The other keynote speaker, Brent Orrell, a resident fellow at the American Enterprise Institute, talked about training as a way to close the gap, but said that public support for skills training is fragile.
“The public wants to see people trying – the boot-strap ethic – to sustain additional investment in job training,” Orrell said.
Orrell cited a 2018 Harvard University study that found that 64 percent of people who graduate from college with degrees in science, technology, engineering or math, the so-called “STEM” fields, leave their STEM occupation within 10 years.
“That’s a big problem,” he added. “That’s a massive brain-drain going on.”
Although these workers often start at higher wages than their peers, that pay tends to plateau, and they have fewer promotion opportunities. At the same time, technology is changing so rapidly that younger workers may have more up-to-date skills.
The “technology talent pipeline” was the subject of a panel discussion moderated by Bobbie Kilberg, president and CEO of the Northern Virginia Technology Council. During that session, Steve Partridge, vice president of workforce and economic development for Northern Virginia Community College, talked about NVCC’s efforts to help high schools develop career pathways leading toward jobs in information technology. He noted that 40,000 IT jobs go unfilled every year in the region.
“If we want the jobs to continue in Northern Virginia, we have to be more proactive,” Partridge said. “We need to get people into the job market faster, make them work-ready in months, not years.”
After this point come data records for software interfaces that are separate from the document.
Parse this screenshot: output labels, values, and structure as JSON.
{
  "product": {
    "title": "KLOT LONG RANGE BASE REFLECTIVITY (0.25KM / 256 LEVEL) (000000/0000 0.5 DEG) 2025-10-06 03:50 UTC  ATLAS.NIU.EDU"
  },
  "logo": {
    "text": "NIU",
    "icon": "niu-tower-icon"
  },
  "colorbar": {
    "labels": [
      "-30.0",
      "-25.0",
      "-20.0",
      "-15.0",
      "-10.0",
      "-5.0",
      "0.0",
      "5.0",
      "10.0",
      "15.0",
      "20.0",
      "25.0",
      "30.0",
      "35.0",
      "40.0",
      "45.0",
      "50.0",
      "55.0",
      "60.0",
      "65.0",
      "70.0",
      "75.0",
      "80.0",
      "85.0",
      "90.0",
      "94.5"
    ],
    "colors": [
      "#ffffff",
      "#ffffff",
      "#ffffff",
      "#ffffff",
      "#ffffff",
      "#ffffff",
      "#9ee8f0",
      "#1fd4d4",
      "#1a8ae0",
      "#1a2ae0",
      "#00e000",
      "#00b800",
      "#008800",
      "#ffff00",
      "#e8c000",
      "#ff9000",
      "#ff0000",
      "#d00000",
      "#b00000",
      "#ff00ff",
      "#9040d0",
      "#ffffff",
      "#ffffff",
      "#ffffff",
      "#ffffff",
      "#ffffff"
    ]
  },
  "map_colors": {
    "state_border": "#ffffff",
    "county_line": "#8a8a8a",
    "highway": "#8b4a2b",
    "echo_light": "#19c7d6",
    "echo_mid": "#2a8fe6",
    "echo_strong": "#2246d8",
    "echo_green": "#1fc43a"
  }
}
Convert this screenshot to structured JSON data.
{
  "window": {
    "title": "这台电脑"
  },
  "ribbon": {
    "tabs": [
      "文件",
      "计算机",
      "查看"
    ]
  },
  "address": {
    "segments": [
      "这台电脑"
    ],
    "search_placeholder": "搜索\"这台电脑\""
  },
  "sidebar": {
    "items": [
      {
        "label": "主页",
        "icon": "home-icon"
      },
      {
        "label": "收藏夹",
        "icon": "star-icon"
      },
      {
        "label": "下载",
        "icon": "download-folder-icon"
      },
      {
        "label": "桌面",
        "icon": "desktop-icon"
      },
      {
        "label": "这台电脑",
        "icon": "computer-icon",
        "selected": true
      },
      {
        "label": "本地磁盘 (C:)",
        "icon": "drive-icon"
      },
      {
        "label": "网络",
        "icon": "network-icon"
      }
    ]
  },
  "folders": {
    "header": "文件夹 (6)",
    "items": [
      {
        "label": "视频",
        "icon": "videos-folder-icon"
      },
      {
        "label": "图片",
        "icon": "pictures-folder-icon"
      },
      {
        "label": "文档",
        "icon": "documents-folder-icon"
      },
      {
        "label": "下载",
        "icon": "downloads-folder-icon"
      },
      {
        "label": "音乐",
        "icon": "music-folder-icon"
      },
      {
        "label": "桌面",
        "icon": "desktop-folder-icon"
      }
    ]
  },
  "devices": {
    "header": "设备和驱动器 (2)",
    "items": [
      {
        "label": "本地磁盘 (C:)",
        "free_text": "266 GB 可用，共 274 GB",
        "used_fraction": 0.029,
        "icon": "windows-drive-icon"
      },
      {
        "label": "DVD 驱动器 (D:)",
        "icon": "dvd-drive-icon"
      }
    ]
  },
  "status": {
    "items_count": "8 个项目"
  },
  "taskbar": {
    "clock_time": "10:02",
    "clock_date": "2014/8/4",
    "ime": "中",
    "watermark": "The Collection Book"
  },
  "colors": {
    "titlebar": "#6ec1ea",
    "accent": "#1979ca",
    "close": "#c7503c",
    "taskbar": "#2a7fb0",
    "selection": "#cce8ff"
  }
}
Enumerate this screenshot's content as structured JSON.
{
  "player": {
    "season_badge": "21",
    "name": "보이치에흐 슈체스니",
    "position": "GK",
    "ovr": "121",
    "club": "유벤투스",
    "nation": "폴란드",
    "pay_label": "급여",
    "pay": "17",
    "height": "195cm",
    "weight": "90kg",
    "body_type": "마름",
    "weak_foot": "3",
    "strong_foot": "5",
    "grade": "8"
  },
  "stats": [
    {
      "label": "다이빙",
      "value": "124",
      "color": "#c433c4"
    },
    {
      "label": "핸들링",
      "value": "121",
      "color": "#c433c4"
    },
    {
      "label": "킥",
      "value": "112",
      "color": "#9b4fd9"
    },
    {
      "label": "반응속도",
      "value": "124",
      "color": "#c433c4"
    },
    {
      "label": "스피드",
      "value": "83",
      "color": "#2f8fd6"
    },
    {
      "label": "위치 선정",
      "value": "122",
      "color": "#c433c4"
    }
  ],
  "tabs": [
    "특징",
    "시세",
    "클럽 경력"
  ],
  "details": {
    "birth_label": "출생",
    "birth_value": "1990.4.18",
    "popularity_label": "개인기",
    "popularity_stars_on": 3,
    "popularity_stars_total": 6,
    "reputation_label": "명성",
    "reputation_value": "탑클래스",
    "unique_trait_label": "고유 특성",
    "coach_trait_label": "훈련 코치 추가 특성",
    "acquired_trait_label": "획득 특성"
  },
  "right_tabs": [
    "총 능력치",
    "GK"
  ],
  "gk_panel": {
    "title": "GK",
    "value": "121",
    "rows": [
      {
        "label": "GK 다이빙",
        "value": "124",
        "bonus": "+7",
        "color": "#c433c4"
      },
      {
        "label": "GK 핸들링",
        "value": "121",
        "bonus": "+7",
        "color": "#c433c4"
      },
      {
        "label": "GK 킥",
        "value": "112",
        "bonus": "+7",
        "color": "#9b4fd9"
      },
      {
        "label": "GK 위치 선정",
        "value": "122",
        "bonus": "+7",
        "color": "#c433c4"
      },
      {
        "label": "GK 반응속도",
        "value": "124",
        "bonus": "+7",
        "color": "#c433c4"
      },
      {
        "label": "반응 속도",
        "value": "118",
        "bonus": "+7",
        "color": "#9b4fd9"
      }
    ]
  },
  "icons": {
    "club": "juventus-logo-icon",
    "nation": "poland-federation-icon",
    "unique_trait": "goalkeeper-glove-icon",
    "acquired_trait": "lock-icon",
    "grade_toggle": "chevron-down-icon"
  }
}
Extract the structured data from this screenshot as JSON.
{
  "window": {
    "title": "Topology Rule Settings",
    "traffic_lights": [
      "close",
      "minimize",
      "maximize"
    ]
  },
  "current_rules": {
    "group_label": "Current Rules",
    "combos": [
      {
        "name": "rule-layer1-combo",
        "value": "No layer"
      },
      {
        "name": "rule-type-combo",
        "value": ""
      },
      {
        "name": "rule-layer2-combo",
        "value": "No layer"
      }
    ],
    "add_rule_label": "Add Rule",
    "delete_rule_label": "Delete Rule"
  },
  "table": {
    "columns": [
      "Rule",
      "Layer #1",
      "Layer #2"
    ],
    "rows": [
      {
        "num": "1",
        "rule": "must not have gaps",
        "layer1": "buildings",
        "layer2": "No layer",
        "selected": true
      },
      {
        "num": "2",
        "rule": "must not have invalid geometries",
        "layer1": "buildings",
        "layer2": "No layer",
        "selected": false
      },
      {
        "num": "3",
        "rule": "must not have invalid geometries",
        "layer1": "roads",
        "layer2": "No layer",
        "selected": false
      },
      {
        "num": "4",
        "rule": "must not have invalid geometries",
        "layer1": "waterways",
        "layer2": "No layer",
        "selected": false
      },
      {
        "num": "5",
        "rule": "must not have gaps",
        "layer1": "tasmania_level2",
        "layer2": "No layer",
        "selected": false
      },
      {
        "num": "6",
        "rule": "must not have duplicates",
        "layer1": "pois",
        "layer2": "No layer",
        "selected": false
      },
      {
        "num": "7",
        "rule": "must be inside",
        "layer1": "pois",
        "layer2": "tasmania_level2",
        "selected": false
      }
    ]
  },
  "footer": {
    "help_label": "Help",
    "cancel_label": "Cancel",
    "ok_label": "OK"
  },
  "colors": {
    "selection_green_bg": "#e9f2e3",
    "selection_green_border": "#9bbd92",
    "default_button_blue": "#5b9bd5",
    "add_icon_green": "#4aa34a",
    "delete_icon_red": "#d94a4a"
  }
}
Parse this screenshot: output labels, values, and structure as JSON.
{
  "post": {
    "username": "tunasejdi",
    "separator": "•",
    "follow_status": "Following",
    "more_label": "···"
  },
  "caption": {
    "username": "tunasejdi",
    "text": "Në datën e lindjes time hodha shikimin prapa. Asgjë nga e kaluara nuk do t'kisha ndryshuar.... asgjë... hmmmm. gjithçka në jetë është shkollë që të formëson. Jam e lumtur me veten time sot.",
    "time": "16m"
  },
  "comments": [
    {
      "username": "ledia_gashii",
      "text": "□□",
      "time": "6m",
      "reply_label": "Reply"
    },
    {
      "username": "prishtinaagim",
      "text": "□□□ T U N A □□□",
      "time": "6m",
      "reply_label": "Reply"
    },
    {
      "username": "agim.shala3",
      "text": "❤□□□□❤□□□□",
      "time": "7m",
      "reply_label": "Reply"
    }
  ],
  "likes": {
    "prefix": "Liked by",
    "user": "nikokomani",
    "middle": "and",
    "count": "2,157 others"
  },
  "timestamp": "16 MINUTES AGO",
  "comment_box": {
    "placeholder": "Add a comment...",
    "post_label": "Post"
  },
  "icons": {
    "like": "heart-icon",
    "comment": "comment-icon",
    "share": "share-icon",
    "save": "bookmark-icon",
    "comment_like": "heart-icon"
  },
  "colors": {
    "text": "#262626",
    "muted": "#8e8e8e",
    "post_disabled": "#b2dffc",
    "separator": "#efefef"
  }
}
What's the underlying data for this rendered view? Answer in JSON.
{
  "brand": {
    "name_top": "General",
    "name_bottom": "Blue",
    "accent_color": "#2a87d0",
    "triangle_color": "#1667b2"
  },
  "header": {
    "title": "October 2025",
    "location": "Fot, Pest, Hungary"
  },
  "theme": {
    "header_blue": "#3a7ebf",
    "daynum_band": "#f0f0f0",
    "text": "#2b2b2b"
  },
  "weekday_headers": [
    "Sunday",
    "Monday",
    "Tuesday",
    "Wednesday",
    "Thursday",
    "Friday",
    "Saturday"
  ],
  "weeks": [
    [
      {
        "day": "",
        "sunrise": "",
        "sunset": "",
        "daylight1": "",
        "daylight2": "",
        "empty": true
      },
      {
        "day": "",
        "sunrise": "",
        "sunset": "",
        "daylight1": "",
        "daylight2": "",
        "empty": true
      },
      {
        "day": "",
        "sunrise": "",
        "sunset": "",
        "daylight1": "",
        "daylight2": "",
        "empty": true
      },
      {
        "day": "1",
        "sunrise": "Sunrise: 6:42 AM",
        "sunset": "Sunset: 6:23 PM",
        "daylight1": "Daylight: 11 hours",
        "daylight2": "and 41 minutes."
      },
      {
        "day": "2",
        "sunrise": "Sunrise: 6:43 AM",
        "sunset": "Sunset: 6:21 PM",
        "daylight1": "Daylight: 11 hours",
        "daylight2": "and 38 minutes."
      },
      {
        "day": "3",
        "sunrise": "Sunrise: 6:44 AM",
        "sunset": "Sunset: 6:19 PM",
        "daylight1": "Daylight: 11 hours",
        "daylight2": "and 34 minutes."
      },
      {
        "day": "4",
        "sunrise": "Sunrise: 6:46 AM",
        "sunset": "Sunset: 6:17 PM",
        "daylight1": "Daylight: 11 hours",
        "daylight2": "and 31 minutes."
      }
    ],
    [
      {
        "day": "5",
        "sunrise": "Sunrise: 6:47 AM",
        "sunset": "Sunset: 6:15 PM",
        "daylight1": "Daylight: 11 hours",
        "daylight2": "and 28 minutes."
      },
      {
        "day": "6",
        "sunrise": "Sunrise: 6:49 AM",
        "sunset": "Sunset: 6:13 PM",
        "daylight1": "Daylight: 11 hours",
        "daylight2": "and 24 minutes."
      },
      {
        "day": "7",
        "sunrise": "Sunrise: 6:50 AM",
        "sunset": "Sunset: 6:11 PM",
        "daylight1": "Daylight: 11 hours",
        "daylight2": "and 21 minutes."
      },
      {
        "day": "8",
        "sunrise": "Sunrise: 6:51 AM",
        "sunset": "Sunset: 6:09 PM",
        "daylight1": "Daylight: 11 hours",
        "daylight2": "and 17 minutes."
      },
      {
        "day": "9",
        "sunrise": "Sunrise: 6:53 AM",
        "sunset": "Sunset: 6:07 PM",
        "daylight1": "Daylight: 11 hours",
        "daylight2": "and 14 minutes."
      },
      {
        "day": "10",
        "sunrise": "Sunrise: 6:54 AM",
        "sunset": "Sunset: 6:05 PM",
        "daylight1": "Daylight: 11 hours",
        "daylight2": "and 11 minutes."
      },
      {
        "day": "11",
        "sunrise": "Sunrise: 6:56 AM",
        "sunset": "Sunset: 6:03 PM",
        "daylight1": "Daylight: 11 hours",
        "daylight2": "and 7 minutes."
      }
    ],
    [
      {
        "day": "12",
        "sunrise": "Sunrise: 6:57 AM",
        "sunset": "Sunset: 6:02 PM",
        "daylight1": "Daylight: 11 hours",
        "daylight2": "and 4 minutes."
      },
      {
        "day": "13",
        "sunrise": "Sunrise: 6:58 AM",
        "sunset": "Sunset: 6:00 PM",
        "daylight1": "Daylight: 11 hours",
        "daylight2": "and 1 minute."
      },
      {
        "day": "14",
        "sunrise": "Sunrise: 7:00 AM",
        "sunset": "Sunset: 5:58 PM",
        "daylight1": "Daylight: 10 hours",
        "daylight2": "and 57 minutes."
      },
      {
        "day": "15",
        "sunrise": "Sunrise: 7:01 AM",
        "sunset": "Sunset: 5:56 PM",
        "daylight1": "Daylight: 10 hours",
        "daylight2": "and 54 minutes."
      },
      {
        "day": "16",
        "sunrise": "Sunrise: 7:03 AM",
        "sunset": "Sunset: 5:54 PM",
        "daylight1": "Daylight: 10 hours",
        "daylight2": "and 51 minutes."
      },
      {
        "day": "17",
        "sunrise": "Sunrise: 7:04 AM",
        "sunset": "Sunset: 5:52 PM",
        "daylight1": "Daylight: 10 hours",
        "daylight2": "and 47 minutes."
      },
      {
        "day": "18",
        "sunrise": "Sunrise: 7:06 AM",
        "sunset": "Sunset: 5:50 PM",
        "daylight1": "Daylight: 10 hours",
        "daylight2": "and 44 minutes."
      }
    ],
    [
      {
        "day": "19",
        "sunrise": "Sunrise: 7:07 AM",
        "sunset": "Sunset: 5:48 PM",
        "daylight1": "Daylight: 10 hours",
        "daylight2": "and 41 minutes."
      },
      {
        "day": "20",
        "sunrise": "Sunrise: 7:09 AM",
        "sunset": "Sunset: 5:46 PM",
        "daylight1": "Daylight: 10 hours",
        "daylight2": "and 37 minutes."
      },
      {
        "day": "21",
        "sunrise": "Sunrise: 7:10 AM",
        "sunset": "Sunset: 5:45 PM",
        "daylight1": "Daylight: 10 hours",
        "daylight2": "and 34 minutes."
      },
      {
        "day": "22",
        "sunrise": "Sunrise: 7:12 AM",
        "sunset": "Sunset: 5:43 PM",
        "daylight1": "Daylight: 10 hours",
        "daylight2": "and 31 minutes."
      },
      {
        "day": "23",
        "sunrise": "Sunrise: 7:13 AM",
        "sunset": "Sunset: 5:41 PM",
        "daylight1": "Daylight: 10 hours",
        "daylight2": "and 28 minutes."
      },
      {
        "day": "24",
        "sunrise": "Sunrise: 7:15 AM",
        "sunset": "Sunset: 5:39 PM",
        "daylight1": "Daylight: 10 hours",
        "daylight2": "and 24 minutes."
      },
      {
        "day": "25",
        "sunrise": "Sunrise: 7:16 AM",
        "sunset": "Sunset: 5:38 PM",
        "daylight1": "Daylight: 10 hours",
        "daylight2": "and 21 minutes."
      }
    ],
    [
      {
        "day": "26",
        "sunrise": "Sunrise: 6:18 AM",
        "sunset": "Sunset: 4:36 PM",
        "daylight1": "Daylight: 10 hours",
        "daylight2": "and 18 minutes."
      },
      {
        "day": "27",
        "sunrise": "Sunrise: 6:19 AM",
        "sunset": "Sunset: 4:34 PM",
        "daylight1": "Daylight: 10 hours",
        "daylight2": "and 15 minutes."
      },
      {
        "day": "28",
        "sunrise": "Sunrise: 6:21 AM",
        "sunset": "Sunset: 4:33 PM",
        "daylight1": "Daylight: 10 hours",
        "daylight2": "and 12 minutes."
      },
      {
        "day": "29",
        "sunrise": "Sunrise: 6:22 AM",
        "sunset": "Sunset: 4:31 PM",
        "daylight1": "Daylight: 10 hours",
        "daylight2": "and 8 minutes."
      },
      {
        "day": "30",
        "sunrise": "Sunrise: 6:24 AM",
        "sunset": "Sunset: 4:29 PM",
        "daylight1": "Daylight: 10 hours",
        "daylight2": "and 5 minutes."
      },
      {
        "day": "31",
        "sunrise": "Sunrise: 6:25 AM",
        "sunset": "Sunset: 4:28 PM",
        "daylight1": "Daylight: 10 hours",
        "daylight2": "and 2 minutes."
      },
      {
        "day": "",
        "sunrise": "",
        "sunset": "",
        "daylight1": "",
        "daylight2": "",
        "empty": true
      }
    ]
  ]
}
In addition to the Community Foundation, the event was presented by the Northern Virginia Chamber of Commerce, the Northern Virginia Technology Council and the Northern Virginia Regional Commission.